6. User experience

We needed to keep the end user in mind as we worked on our app. Have you noticed the unexpected shifting of elements like videos, buttons or fonts on a web page while the page is still loading? Exactly, that can cause a poor user experience and is referred to as Cumulative Layout Shift (CLS). It’s a Google metric which is used to measure the user’s experience on a web page.

CLS is usually a good way to detect coding issues which could be resolved to improve usability on your site. These may be tiny details that could slip through during development and may seem “irrelevant”, but they definitely count! What is the point in building an app that lacks usability? Knowing about CLS and its importance highlighted user experience as an important skill to have as it makes us better developers.

Admin side

7. Scrummy Scrum

Agile methodologies have become the default way of working in the software development field, so to nobody’s surprise we used the Scrum method in our project.

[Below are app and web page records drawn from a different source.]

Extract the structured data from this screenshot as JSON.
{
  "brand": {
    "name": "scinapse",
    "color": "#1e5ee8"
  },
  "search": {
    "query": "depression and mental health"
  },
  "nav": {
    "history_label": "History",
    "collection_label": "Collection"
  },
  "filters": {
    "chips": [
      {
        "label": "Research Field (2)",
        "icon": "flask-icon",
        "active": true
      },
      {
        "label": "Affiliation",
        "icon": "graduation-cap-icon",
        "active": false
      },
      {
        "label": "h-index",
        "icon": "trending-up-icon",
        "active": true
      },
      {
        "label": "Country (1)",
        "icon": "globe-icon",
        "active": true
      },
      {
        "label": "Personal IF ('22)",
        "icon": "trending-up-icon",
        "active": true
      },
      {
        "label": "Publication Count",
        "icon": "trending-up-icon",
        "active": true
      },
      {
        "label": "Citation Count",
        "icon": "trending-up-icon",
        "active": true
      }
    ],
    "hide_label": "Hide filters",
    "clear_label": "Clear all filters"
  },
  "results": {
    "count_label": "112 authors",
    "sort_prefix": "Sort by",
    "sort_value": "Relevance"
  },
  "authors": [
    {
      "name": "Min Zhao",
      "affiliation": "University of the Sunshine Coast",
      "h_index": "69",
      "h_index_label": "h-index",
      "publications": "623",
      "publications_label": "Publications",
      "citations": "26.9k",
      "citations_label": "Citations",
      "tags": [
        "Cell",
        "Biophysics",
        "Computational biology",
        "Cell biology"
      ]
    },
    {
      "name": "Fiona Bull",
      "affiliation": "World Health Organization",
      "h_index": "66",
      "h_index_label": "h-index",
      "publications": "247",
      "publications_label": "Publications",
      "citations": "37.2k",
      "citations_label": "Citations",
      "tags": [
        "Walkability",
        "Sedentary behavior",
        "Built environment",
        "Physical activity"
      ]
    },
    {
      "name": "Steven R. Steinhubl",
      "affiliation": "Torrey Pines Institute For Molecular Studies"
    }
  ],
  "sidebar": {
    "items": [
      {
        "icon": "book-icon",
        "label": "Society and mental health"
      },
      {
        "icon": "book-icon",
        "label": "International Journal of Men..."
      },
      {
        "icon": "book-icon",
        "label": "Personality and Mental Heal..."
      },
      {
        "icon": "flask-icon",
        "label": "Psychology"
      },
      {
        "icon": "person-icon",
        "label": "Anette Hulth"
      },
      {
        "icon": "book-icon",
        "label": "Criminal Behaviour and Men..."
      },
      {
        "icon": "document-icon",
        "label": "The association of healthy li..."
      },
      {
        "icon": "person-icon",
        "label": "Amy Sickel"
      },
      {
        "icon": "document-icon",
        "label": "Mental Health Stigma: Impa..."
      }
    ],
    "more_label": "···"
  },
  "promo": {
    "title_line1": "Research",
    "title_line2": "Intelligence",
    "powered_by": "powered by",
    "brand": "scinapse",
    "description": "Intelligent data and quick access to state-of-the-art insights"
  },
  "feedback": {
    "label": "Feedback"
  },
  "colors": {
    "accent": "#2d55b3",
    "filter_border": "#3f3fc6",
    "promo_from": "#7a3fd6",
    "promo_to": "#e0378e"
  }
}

We learnt about this style at school, but only working on a long-term project unveils the true power of Scrum.

Thanks to the regular feedback sessions in retrospective meetings, with every iteration there were less conflicts or misunderstandings, with every sprint we worked better and more efficiently. For every ticket in the backlog we assigned points to estimate the time and effort needed to complete the task, which helped us understand deeper the goals, expectations and each other’s views.

We also made mistakes like not deploying every sprint – it came back to bite us in the last few weeks of the project as we ended up with several issues accumulated in production. Debugging and understanding which error is caused by which part of the code failing was unnecessarily complicated, so lesson learnt!

8. Teal is the new black

There’s so much more in the management philosophies landscape than the traditional, hierarchical way of big bosses, small bosses and the workers. Druid is slowly but steadily undergoing a Teal transformation, aiming at a flatter management structure.

Many tasks at the company are being taken care of by swarms – a group of people interested in the issue or topic around which the swarm was formed. The doers declare their readiness to put time and effort into the subject, the helpers can offer a little less time, and the followers are interested in the works, but for one reason or another can’t promise much help.

In our time at Druid we had a chance to observe among other things the work of the salary week swarm who took care of designing and executing salary negotiations. The best thing about swarms is they can be formed as issues or tasks arise, and torn down when they solve what they were born to do or when they become inactive and die out.

Another part of the Teal way that we found interesting is the advice process helping in decision making. When there is a decision to be made, one person volunteers to be the decision maker and asks for advice, especially from people directly affected by the decision and from experts on the topic. Others can then give advice (not their opinion, but strictly advice), but the final choice of course of action is made by the decision-maker – that also includes full responsibility for the outcome.